Kicking off 2022 may feel like we’re stuck the third round of 2020, but things have actually changed quite a lot in Technology Land, even if the pandemic is still with us.
Crypto has become far more established in the intervening period, for example, with more investors, startups and fundraising to be found in the space. Another change from the pre-pandemic days is the value of software revenues.
That may sound a little esoteric, but given that much of the startup world builds and sells software, the value of those incomes is incredibly important. If the value of software revenue rises, the value of software startups rises as well. That lowers investing risk. In turn, the climate for investing in software startups — which is most of them, mind — warms as risk decreases.

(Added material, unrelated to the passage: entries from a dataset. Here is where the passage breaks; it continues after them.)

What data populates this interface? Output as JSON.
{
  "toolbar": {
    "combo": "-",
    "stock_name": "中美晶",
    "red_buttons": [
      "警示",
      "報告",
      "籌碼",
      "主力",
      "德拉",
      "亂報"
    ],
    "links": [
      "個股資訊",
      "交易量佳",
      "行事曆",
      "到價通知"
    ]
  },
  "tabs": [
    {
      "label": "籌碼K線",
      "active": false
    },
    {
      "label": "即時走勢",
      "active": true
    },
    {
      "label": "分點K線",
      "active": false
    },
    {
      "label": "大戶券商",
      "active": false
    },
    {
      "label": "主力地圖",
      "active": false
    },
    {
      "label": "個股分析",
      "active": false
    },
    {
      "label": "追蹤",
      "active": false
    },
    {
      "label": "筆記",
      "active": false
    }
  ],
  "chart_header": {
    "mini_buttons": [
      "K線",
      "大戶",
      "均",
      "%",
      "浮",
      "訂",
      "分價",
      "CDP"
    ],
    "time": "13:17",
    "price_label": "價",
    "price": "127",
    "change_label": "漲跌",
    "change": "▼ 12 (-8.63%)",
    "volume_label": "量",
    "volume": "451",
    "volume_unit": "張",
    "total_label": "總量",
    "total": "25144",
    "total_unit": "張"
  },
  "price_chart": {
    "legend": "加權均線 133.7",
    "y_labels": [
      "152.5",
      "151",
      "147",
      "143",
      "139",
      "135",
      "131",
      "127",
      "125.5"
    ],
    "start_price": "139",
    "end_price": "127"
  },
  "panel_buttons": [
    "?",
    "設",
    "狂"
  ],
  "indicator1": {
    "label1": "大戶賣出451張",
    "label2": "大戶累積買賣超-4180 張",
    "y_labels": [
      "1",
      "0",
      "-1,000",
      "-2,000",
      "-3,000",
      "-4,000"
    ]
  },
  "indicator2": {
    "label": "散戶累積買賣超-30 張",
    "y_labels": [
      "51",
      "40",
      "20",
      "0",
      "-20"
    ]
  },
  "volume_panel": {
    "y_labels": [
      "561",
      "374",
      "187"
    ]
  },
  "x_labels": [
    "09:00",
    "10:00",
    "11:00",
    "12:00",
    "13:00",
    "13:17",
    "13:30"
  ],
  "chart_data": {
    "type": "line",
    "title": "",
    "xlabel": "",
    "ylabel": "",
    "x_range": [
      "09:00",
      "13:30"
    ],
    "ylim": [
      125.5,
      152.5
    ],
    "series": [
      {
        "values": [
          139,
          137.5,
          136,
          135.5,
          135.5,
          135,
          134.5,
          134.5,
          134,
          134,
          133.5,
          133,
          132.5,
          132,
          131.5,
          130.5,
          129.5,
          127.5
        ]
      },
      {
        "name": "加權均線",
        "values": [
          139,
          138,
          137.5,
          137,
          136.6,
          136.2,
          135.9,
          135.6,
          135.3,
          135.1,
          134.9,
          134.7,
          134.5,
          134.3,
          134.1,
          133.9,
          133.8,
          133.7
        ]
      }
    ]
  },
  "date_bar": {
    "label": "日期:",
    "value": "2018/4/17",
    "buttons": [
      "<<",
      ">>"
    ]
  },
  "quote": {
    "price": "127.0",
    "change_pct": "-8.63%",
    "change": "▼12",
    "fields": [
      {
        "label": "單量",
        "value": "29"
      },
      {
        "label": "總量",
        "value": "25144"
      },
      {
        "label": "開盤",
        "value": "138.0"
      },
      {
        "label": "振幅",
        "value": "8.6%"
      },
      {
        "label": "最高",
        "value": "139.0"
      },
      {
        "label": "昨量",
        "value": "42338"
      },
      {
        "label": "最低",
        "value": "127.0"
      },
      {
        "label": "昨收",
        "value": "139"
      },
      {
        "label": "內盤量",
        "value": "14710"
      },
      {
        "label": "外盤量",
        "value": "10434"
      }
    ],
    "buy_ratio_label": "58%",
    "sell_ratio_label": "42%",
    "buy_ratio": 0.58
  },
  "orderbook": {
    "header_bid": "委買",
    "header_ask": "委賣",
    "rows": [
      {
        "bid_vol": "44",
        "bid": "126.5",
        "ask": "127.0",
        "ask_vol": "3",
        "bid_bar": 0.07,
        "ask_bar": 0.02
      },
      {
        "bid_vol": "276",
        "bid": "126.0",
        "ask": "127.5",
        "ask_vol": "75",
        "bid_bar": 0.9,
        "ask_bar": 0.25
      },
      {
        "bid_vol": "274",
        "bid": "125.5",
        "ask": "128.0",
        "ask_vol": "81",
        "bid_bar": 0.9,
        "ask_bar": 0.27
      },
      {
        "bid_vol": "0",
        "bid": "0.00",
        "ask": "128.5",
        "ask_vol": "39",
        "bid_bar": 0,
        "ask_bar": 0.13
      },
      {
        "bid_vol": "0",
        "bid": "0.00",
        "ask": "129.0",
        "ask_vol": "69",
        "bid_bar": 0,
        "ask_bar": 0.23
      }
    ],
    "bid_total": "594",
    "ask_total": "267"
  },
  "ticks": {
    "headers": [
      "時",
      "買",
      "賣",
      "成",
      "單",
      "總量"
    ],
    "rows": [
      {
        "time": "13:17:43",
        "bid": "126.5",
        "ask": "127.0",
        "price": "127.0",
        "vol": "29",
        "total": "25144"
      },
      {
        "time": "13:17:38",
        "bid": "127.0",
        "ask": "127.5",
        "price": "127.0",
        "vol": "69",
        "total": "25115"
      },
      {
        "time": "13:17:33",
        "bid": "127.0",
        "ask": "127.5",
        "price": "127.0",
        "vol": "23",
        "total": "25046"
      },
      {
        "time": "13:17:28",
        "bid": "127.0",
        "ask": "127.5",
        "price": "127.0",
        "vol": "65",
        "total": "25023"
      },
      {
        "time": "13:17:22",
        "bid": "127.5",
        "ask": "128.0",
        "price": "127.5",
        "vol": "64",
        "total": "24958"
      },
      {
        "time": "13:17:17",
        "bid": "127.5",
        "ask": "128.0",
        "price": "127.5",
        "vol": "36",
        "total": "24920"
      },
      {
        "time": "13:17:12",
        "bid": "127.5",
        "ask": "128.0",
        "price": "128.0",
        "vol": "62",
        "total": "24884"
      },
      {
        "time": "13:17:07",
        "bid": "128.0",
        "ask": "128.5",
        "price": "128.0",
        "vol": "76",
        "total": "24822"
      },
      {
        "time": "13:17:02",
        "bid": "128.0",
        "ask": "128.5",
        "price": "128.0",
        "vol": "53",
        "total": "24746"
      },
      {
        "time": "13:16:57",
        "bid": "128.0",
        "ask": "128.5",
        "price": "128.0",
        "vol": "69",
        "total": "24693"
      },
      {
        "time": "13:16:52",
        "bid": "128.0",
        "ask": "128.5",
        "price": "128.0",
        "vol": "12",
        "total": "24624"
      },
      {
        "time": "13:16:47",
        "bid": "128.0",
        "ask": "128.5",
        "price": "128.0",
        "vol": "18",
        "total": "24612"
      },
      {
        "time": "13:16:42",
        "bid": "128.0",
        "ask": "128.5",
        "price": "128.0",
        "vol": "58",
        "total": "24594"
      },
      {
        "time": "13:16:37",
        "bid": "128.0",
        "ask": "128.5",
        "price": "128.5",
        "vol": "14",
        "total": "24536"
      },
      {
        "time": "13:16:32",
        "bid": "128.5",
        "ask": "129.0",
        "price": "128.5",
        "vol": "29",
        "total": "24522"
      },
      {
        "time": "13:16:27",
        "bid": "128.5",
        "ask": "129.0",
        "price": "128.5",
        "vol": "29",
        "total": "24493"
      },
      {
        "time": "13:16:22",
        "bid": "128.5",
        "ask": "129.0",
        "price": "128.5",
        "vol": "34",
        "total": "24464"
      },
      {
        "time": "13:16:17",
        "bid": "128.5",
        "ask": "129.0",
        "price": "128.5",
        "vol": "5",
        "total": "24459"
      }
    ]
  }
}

I won’t bore you with the mechanics of changing startup risk in a market rife with rising revenue multiples. What matters for our purposes today is to note that software became more valuable since the onset of the pandemic, inducing investors to fight over startup deals and preempt private rounds more often than was previously the norm.
The result? Rising startup prices.

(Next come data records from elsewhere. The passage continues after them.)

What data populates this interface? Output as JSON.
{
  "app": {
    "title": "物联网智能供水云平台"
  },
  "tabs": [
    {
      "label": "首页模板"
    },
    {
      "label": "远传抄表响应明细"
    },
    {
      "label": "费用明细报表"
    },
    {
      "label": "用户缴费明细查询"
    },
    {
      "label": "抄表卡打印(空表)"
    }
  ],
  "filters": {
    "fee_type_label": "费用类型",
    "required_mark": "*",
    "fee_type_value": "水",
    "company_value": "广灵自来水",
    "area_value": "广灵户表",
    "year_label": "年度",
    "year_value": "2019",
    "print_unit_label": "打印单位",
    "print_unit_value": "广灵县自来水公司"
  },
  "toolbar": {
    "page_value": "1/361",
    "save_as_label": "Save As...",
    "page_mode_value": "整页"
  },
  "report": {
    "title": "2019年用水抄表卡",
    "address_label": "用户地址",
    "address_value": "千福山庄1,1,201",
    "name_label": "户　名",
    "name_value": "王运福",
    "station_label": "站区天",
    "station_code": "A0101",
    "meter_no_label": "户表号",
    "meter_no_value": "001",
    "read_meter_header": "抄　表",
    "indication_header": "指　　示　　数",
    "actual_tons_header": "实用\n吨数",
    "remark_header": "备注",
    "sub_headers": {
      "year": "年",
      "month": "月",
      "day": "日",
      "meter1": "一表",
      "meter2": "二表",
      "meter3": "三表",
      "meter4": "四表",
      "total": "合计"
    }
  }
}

The fact that startups have become more expensive, measured by comparing their valuations to their revenues, is reasonable. However, the H2 2020 software valuation boom tapered last year as SaaS and cloud stocks closed 2021 down a fraction from where they started the year.

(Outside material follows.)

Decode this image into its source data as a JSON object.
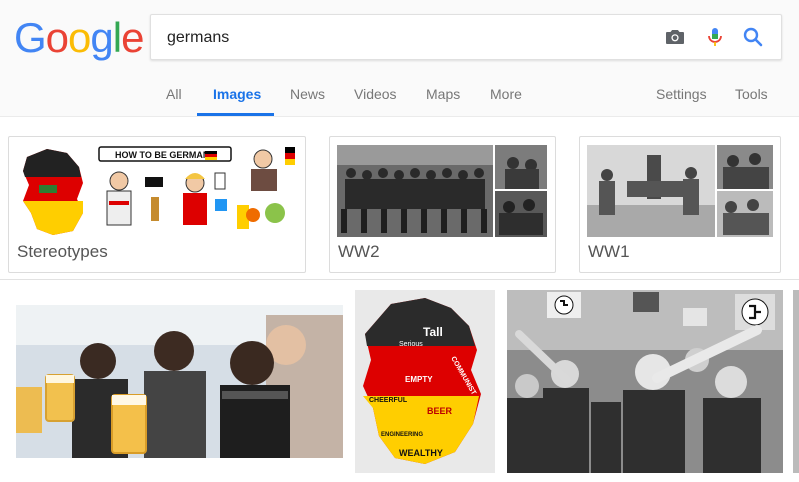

Even more, 2022 is starting off downright nasty for software stocks. The Bessemer Cloud Index (trackable as the $WCLD ETF), a basket of public software stocks, has lost ample ground thus far in 2022 (the following chart has a five-day range, so mind the dates):
The index is off around 5.8% today as I write to you.
Zooming out, observe how the same basket of software and cloud stocks has lost ground since the start of 2021:
Now normally this would not be an issue. Stocks go up and stocks go down. It’s what they are best at.
But there are second-order effects to consider. If the value of software stocks is on the ascent, startups benchmarking their present and future worth have rich comps to leverage. If those same software stocks lose ground, the startup comps start to make less sense. Thus the connection between public company prices and the value of startups.
As software stocks went up in 2020, tech investor willingness to pay more for less startup revenue rose. And it appeared to keep rising last year, even as software stocks struggled to hold onto their 2020 gains. But from a late 2021 peak, those same stocks have given back all their recent gains, and more.
Notably, this pretty sharp decline in value doesn’t appear to be hitting the private markets in the same way:
If we do see public software valuations keep dipping while private-market software valuations stay extreme, someone is going to be very wrong. We just won’t know for a little while who it was.Read MoreStartups, TC, Venture Capital, corporate finance, entrepreneurship, jamin ball, software valuations, Startup company, valuation, venture capitalTechCrunch